i bet the R4 would do much better with an additional inlet fan on the bottom and potentially some better case fans that can lower the noise floor an additional 2 db.
This would be really appreciated - I bet the R4 would be equal to both the nanoxia and the XL R2 in acoustics with this setup.
stratosrally - Wednesday, February 20, 2013 - linkI do realize that Anandtech is known for pulling no punches (and am thankful for that!) but the article really doesn't come across positively enough. The fact that it is such a large case, comes with 3 fans & a fan controller, and performs so well for a suggested list price of only $129.99 ought to be given more emphasis in this review.
The review seems to be almost begrudging in admitting that the XL R2 does so well across the board. For example, the amount of room for cable routing (26mm - more than an inch!) precludes the need for channels in the motherboard plate which would just add complexity and cost.
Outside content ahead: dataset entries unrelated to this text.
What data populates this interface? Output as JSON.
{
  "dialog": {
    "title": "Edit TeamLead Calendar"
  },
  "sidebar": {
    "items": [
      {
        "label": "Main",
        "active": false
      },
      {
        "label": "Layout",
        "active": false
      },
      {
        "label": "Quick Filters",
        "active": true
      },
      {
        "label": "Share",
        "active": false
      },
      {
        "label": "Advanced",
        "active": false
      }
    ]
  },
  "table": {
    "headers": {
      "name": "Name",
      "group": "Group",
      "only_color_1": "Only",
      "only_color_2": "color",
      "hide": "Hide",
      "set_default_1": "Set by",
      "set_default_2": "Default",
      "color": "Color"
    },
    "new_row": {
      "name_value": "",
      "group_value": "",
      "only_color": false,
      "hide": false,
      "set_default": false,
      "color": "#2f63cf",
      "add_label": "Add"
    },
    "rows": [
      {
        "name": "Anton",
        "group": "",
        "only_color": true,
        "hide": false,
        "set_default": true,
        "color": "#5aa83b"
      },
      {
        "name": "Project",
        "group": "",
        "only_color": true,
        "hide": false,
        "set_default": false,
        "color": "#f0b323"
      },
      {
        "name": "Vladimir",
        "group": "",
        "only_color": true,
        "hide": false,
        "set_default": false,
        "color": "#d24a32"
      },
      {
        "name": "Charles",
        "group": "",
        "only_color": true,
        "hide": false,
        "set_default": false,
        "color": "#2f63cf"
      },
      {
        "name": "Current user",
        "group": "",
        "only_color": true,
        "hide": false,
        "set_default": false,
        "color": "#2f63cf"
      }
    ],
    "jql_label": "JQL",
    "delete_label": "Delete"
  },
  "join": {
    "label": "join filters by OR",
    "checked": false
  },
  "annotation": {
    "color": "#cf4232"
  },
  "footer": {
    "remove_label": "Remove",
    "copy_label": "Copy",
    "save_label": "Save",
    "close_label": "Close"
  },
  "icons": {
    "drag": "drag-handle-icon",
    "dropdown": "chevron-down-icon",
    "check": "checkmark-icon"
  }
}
BTW - the constant promotion of the Nanoxia can be a bit frustrating given that it still isn't available in the US. It, too has no motherboard guide post and you mentioned similar issues in installing the PSU. You also mentioned I/O panel & GPU installation issues. You actually stated you might be coming across as nitpicking in that review, yet gave it the Bronze Editor's Choice Award.
I personally think there's a limit to how much reasonably-priced enclosures can ease assembly. I don't mind installing my own standoffs and paying attention (using both hands, etc.) when installing the PSU. Given the variety of motherboard sizes this case will accept you'd quite possibly be adding or subtracting standoffs anyway.
If I wanted everything done for myself I'd expect to pay a more premium price. As this case is larger and performs equal to or better than the Deep Silence 1 in the tests - IMHO it deserves the Silver or even Gold Award.
five_seven - Thursday, February 21, 2013 - linkAfter reading so many reviews I, too, am tired of hearing about stand-offs not being installed on a motherboard. An enthusiast building their own PC is doing just that-- building their own PC. If people really feel dragged out by having to figure out how to align a motherboard with a lack of stand-offs or a center stud, they've got bigger problems.
Rather than docking any points from your " utterly worthless, arbitrary point system" over this issue, might I suggest simply indicating if a case provides stand-offs and if the user will need to install them or not. Some objectivity in regards to this issue, however, would be nice.
UNhooked - Thursday, February 21, 2013 - linkOnce again no watercooling support of any kind was discussed. You really need to start incorporating this. It is now a vital part of case reviews based on mainstream watercooling has become.